Business interruption insurance premiums (or at least the additional cost of the rider) are tax deductible as ordinary business expenses. This type of policy pays out only if the cause of the business income loss is covered in the underlying property/casualty policy. The amount payable is usually based on the past financial records of the business.
Business interruption insurance coverage lasts until the end of the business interruption period, as determined by the insurance policy. Most business interruption insurance policies define this period as the date that the covered peril began until the date that the damaged property is physically repaired and returned to the same condition that existed prior to the disaster.
- Business interruption insurance is insurance coverage that replaces income lost in the even that business is halted for some reason, such as a fire or a natural disaster.
- This type of insurance also covers operating expenses, a move to a temporary location if necessary, payroll, taxes, and loan payments.
- Business interruption insurance also applies if government actions cause operations to cease temporarily, which results in a loss for a firm.

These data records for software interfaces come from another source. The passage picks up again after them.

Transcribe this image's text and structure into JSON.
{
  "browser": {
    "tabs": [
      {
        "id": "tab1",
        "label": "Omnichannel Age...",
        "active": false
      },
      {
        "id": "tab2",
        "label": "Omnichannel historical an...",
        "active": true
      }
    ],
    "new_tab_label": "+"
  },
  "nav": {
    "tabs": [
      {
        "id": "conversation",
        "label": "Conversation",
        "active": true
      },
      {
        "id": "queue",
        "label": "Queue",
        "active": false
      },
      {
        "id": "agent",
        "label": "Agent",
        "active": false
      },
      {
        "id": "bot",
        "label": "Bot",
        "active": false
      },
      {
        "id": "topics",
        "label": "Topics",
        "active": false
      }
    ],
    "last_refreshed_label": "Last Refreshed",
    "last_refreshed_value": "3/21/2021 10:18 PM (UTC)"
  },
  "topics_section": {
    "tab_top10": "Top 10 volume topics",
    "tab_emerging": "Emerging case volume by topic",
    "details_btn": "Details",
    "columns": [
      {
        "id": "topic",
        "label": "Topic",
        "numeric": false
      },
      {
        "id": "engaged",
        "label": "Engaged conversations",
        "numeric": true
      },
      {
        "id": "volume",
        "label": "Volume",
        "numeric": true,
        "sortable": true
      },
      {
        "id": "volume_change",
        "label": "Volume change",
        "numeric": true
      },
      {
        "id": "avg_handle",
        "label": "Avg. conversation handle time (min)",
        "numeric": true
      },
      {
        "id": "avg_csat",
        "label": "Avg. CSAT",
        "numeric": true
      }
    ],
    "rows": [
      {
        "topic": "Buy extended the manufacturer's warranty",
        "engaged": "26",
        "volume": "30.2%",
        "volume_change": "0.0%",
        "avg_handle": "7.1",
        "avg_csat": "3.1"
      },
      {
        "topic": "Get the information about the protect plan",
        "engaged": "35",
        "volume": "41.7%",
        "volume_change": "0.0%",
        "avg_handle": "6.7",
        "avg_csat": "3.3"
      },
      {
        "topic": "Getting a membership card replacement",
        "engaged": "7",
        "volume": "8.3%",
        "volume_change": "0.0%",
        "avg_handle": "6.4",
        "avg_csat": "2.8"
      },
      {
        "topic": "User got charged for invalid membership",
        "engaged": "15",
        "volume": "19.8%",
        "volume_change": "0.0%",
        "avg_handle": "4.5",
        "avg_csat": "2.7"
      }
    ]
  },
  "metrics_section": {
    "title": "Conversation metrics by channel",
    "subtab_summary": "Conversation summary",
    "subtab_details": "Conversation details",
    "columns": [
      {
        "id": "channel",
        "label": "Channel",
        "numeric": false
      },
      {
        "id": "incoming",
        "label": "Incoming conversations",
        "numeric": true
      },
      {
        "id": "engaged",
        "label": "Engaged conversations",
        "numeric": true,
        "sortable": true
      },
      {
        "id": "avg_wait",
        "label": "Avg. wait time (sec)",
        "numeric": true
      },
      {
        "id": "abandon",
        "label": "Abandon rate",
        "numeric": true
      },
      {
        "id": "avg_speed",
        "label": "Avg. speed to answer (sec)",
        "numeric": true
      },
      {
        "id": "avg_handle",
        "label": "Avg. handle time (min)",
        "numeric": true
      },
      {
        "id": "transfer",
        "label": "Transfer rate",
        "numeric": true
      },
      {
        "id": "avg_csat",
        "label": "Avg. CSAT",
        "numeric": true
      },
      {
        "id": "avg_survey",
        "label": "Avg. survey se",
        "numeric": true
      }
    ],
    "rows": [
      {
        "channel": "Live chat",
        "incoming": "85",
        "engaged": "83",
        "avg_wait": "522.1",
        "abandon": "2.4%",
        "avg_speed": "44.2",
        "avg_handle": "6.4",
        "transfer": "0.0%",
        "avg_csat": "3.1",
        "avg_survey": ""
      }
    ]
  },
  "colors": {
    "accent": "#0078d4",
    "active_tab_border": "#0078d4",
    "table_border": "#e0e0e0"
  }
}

What Business Interruption Insurance Covers
Most business insurance cover the following items:
- Profits. Based on prior months' performance, a policy will provide reimbursement for profits that would have been earned had the event not occurred.

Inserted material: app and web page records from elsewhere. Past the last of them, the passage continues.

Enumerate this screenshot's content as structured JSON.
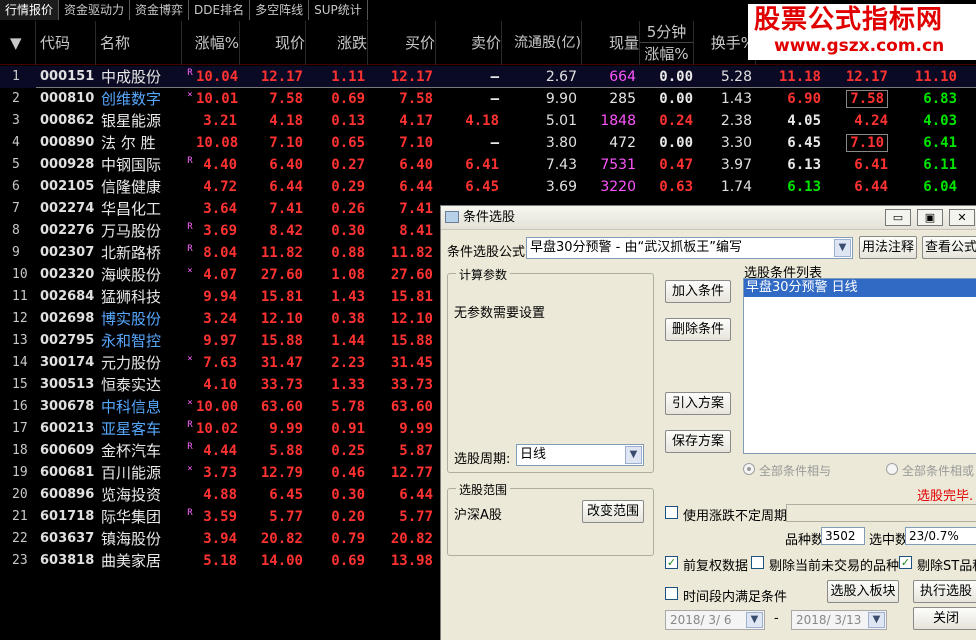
{
  "tabs": [
    "行情报价",
    "资金驱动力",
    "资金博弈",
    "DDE排名",
    "多空阵线",
    "SUP统计"
  ],
  "header": {
    "sort_arrow": "▼",
    "columns": [
      "代码",
      "名称",
      "涨幅%",
      "现价",
      "涨跌",
      "买价",
      "卖价",
      "流通股(亿)",
      "现量"
    ],
    "col5_top": "5分钟",
    "col5_bottom": "涨幅%",
    "turnover": "换手%"
  },
  "logo": {
    "title": "股票公式指标网",
    "url": "www.gszx.com.cn"
  },
  "rows": [
    {
      "idx": "1",
      "code": "000151",
      "name": "中成股份",
      "nc": "white",
      "mk": "R",
      "pct": "10.04",
      "price": "12.17",
      "chg": "1.11",
      "bid": "12.17",
      "ask": "—",
      "flt": "2.67",
      "vol": "664",
      "vc": "mag",
      "m5": "0.00",
      "m5c": "white",
      "turn": "5.28",
      "x1": "11.18",
      "x1c": "red",
      "x2": "12.17",
      "x2c": "red",
      "x3": "11.10",
      "x3c": "red",
      "sel": true
    },
    {
      "idx": "2",
      "code": "000810",
      "name": "创维数字",
      "nc": "cyan",
      "mk": "×",
      "pct": "10.01",
      "price": "7.58",
      "chg": "0.69",
      "bid": "7.58",
      "ask": "—",
      "flt": "9.90",
      "vol": "285",
      "vc": "white",
      "m5": "0.00",
      "m5c": "white",
      "turn": "1.43",
      "x1": "6.90",
      "x1c": "red",
      "x2": "7.58",
      "x2c": "red",
      "x2b": true,
      "x3": "6.83",
      "x3c": "green"
    },
    {
      "idx": "3",
      "code": "000862",
      "name": "银星能源",
      "nc": "white",
      "mk": "",
      "pct": "3.21",
      "price": "4.18",
      "chg": "0.13",
      "bid": "4.17",
      "ask": "4.18",
      "flt": "5.01",
      "vol": "1848",
      "vc": "mag",
      "m5": "0.24",
      "m5c": "red",
      "turn": "2.38",
      "x1": "4.05",
      "x1c": "white",
      "x2": "4.24",
      "x2c": "red",
      "x3": "4.03",
      "x3c": "green"
    },
    {
      "idx": "4",
      "code": "000890",
      "name": "法 尔 胜",
      "nc": "white",
      "mk": "",
      "pct": "10.08",
      "price": "7.10",
      "chg": "0.65",
      "bid": "7.10",
      "ask": "—",
      "flt": "3.80",
      "vol": "472",
      "vc": "white",
      "m5": "0.00",
      "m5c": "white",
      "turn": "3.30",
      "x1": "6.45",
      "x1c": "white",
      "x2": "7.10",
      "x2c": "red",
      "x2b": true,
      "x3": "6.41",
      "x3c": "green"
    },
    {
      "idx": "5",
      "code": "000928",
      "name": "中钢国际",
      "nc": "white",
      "mk": "R",
      "pct": "4.40",
      "price": "6.40",
      "chg": "0.27",
      "bid": "6.40",
      "ask": "6.41",
      "flt": "7.43",
      "vol": "7531",
      "vc": "mag",
      "m5": "0.47",
      "m5c": "red",
      "turn": "3.97",
      "x1": "6.13",
      "x1c": "white",
      "x2": "6.41",
      "x2c": "red",
      "x3": "6.11",
      "x3c": "green"
    },
    {
      "idx": "6",
      "code": "002105",
      "name": "信隆健康",
      "nc": "white",
      "mk": "",
      "pct": "4.72",
      "price": "6.44",
      "chg": "0.29",
      "bid": "6.44",
      "ask": "6.45",
      "flt": "3.69",
      "vol": "3220",
      "vc": "mag",
      "m5": "0.63",
      "m5c": "red",
      "turn": "1.74",
      "x1": "6.13",
      "x1c": "green",
      "x2": "6.44",
      "x2c": "red",
      "x3": "6.04",
      "x3c": "green"
    },
    {
      "idx": "7",
      "code": "002274",
      "name": "华昌化工",
      "nc": "white",
      "mk": "",
      "pct": "3.64",
      "price": "7.41",
      "chg": "0.26",
      "bid": "7.41",
      "ask": "",
      "flt": "",
      "vol": "",
      "vc": "white",
      "m5": "",
      "m5c": "white",
      "turn": "",
      "x1": "",
      "x1c": "white",
      "x2": "",
      "x2c": "red",
      "x3": "",
      "x3c": "red"
    },
    {
      "idx": "8",
      "code": "002276",
      "name": "万马股份",
      "nc": "white",
      "mk": "R",
      "pct": "3.69",
      "price": "8.42",
      "chg": "0.30",
      "bid": "8.41",
      "ask": "",
      "flt": "",
      "vol": "",
      "vc": "white",
      "m5": "",
      "m5c": "white",
      "turn": "",
      "x1": "",
      "x1c": "white",
      "x2": "",
      "x2c": "red",
      "x3": "",
      "x3c": "red"
    },
    {
      "idx": "9",
      "code": "002307",
      "name": "北新路桥",
      "nc": "white",
      "mk": "R",
      "pct": "8.04",
      "price": "11.82",
      "chg": "0.88",
      "bid": "11.82",
      "ask": "",
      "flt": "",
      "vol": "",
      "vc": "white",
      "m5": "",
      "m5c": "white",
      "turn": "",
      "x1": "",
      "x1c": "white",
      "x2": "",
      "x2c": "red",
      "x3": "",
      "x3c": "red"
    },
    {
      "idx": "10",
      "code": "002320",
      "name": "海峡股份",
      "nc": "white",
      "mk": "×",
      "pct": "4.07",
      "price": "27.60",
      "chg": "1.08",
      "bid": "27.60",
      "ask": "",
      "flt": "",
      "vol": "",
      "vc": "white",
      "m5": "",
      "m5c": "white",
      "turn": "",
      "x1": "",
      "x1c": "white",
      "x2": "",
      "x2c": "red",
      "x3": "",
      "x3c": "red"
    },
    {
      "idx": "11",
      "code": "002684",
      "name": "猛狮科技",
      "nc": "white",
      "mk": "",
      "pct": "9.94",
      "price": "15.81",
      "chg": "1.43",
      "bid": "15.81",
      "ask": "",
      "flt": "",
      "vol": "",
      "vc": "white",
      "m5": "",
      "m5c": "white",
      "turn": "",
      "x1": "",
      "x1c": "white",
      "x2": "",
      "x2c": "red",
      "x3": "",
      "x3c": "red"
    },
    {
      "idx": "12",
      "code": "002698",
      "name": "博实股份",
      "nc": "cyan",
      "mk": "",
      "pct": "3.24",
      "price": "12.10",
      "chg": "0.38",
      "bid": "12.10",
      "ask": "",
      "flt": "",
      "vol": "",
      "vc": "white",
      "m5": "",
      "m5c": "white",
      "turn": "",
      "x1": "",
      "x1c": "white",
      "x2": "",
      "x2c": "red",
      "x3": "",
      "x3c": "red"
    },
    {
      "idx": "13",
      "code": "002795",
      "name": "永和智控",
      "nc": "cyan",
      "mk": "",
      "pct": "9.97",
      "price": "15.88",
      "chg": "1.44",
      "bid": "15.88",
      "ask": "",
      "flt": "",
      "vol": "",
      "vc": "white",
      "m5": "",
      "m5c": "white",
      "turn": "",
      "x1": "",
      "x1c": "white",
      "x2": "",
      "x2c": "red",
      "x3": "",
      "x3c": "red"
    },
    {
      "idx": "14",
      "code": "300174",
      "name": "元力股份",
      "nc": "white",
      "mk": "×",
      "pct": "7.63",
      "price": "31.47",
      "chg": "2.23",
      "bid": "31.45",
      "ask": "",
      "flt": "",
      "vol": "",
      "vc": "white",
      "m5": "",
      "m5c": "white",
      "turn": "",
      "x1": "",
      "x1c": "white",
      "x2": "",
      "x2c": "red",
      "x3": "",
      "x3c": "red"
    },
    {
      "idx": "15",
      "code": "300513",
      "name": "恒泰实达",
      "nc": "white",
      "mk": "",
      "pct": "4.10",
      "price": "33.73",
      "chg": "1.33",
      "bid": "33.73",
      "ask": "",
      "flt": "",
      "vol": "",
      "vc": "white",
      "m5": "",
      "m5c": "white",
      "turn": "",
      "x1": "",
      "x1c": "white",
      "x2": "",
      "x2c": "red",
      "x3": "",
      "x3c": "red"
    },
    {
      "idx": "16",
      "code": "300678",
      "name": "中科信息",
      "nc": "cyan",
      "mk": "×",
      "pct": "10.00",
      "price": "63.60",
      "chg": "5.78",
      "bid": "63.60",
      "ask": "",
      "flt": "",
      "vol": "",
      "vc": "white",
      "m5": "",
      "m5c": "white",
      "turn": "",
      "x1": "",
      "x1c": "white",
      "x2": "",
      "x2c": "red",
      "x3": "",
      "x3c": "red"
    },
    {
      "idx": "17",
      "code": "600213",
      "name": "亚星客车",
      "nc": "cyan",
      "mk": "R",
      "pct": "10.02",
      "price": "9.99",
      "chg": "0.91",
      "bid": "9.99",
      "ask": "",
      "flt": "",
      "vol": "",
      "vc": "white",
      "m5": "",
      "m5c": "white",
      "turn": "",
      "x1": "",
      "x1c": "white",
      "x2": "",
      "x2c": "red",
      "x3": "",
      "x3c": "red"
    },
    {
      "idx": "18",
      "code": "600609",
      "name": "金杯汽车",
      "nc": "white",
      "mk": "R",
      "pct": "4.44",
      "price": "5.88",
      "chg": "0.25",
      "bid": "5.87",
      "ask": "",
      "flt": "",
      "vol": "",
      "vc": "white",
      "m5": "",
      "m5c": "white",
      "turn": "",
      "x1": "",
      "x1c": "white",
      "x2": "",
      "x2c": "red",
      "x3": "",
      "x3c": "red"
    },
    {
      "idx": "19",
      "code": "600681",
      "name": "百川能源",
      "nc": "white",
      "mk": "×",
      "pct": "3.73",
      "price": "12.79",
      "chg": "0.46",
      "bid": "12.77",
      "ask": "",
      "flt": "",
      "vol": "",
      "vc": "white",
      "m5": "",
      "m5c": "white",
      "turn": "",
      "x1": "",
      "x1c": "white",
      "x2": "",
      "x2c": "red",
      "x3": "",
      "x3c": "red"
    },
    {
      "idx": "20",
      "code": "600896",
      "name": "览海投资",
      "nc": "white",
      "mk": "",
      "pct": "4.88",
      "price": "6.45",
      "chg": "0.30",
      "bid": "6.44",
      "ask": "",
      "flt": "",
      "vol": "",
      "vc": "white",
      "m5": "",
      "m5c": "white",
      "turn": "",
      "x1": "",
      "x1c": "white",
      "x2": "",
      "x2c": "red",
      "x3": "",
      "x3c": "red"
    },
    {
      "idx": "21",
      "code": "601718",
      "name": "际华集团",
      "nc": "white",
      "mk": "R",
      "pct": "3.59",
      "price": "5.77",
      "chg": "0.20",
      "bid": "5.77",
      "ask": "",
      "flt": "",
      "vol": "",
      "vc": "white",
      "m5": "",
      "m5c": "white",
      "turn": "",
      "x1": "",
      "x1c": "white",
      "x2": "",
      "x2c": "red",
      "x3": "",
      "x3c": "red"
    },
    {
      "idx": "22",
      "code": "603637",
      "name": "镇海股份",
      "nc": "white",
      "mk": "",
      "pct": "3.94",
      "price": "20.82",
      "chg": "0.79",
      "bid": "20.82",
      "ask": "",
      "flt": "",
      "vol": "",
      "vc": "white",
      "m5": "",
      "m5c": "white",
      "turn": "",
      "x1": "",
      "x1c": "white",
      "x2": "",
      "x2c": "red",
      "x3": "",
      "x3c": "red"
    },
    {
      "idx": "23",
      "code": "603818",
      "name": "曲美家居",
      "nc": "white",
      "mk": "",
      "pct": "5.18",
      "price": "14.00",
      "chg": "0.69",
      "bid": "13.98",
      "ask": "",
      "flt": "",
      "vol": "",
      "vc": "white",
      "m5": "",
      "m5c": "white",
      "turn": "",
      "x1": "",
      "x1c": "white",
      "x2": "",
      "x2c": "red",
      "x3": "",
      "x3c": "red"
    }
  ],
  "dialog": {
    "title": "条件选股",
    "formula_label": "条件选股公式",
    "formula_value": "早盘30分预警 - 由“武汉抓板王”编写",
    "usage_btn": "用法注释",
    "view_formula_btn": "查看公式",
    "params_group": "计算参数",
    "params_text": "无参数需要设置",
    "period_label": "选股周期:",
    "period_value": "日线",
    "add_btn": "加入条件",
    "del_btn": "删除条件",
    "import_btn": "引入方案",
    "save_btn": "保存方案",
    "cond_list_label": "选股条件列表",
    "cond_item": "早盘30分预警  日线",
    "radio_and": "全部条件相与",
    "radio_or": "全部条件相或",
    "status": "选股完毕.",
    "range_group": "选股范围",
    "range_text": "沪深A股",
    "change_range_btn": "改变范围",
    "unfixed_label": "使用涨跌不定周期",
    "count_label": "品种数",
    "count_value": "3502",
    "selected_label": "选中数",
    "selected_value": "23/0.7%",
    "prev_adj": "前复权数据",
    "exclude_untraded": "剔除当前未交易的品种",
    "exclude_st": "剔除ST品种",
    "time_cond": "时间段内满足条件",
    "into_block_btn": "选股入板块",
    "exec_btn": "执行选股",
    "date_from": "2018/ 3/ 6",
    "date_sep": "-",
    "date_to": "2018/ 3/13",
    "close_btn": "关闭"
  }
}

- Fixed costs. These can include operating expenses and other incurred costs of doing business.
- Temporary location. Some policies cover the costs involved with moving to and operating from a temporary business location.
- Commission and training cost. In the wake of a business interruption event, a company will often need to replace machinery and retrain personnel on how to use the new machinery. Business interruption insurance may cover these costs.
- Extra expenses. Business interruption insurance will provide reimbursement for reasonable expenses (beyond the fixed costs) that allow the business to continue operating while the business gets back on solid footing.
- Civil authority ingress/egress. A business interruption event may result in government-mandated closure of business premises that directly cause financial loss. Examples include forced closures because of government-issued curfews or street closures related to a covered event.
- Employee wages. Coverage of wages is essential if a business does not want to lose employees while shut down. This coverage can help a business owner make payroll when they cannot operate.
- Taxes. Businesses are still required to pay taxes, even when disaster hits. Tax coverage will ensure a business can pay taxes on time and avoid penalties.
- Loan payments. Loan payments are often due monthly. Business Interruption coverage can help a businessmake those payments even when they are not generating income.
Special Considerations for Business Interruption Insurance
Note that the insurer is only obligated to pay if the insured actually sustained a loss as a result of the interruption. The amount that will be recouped by the business will not exceed the limit stated in the policy.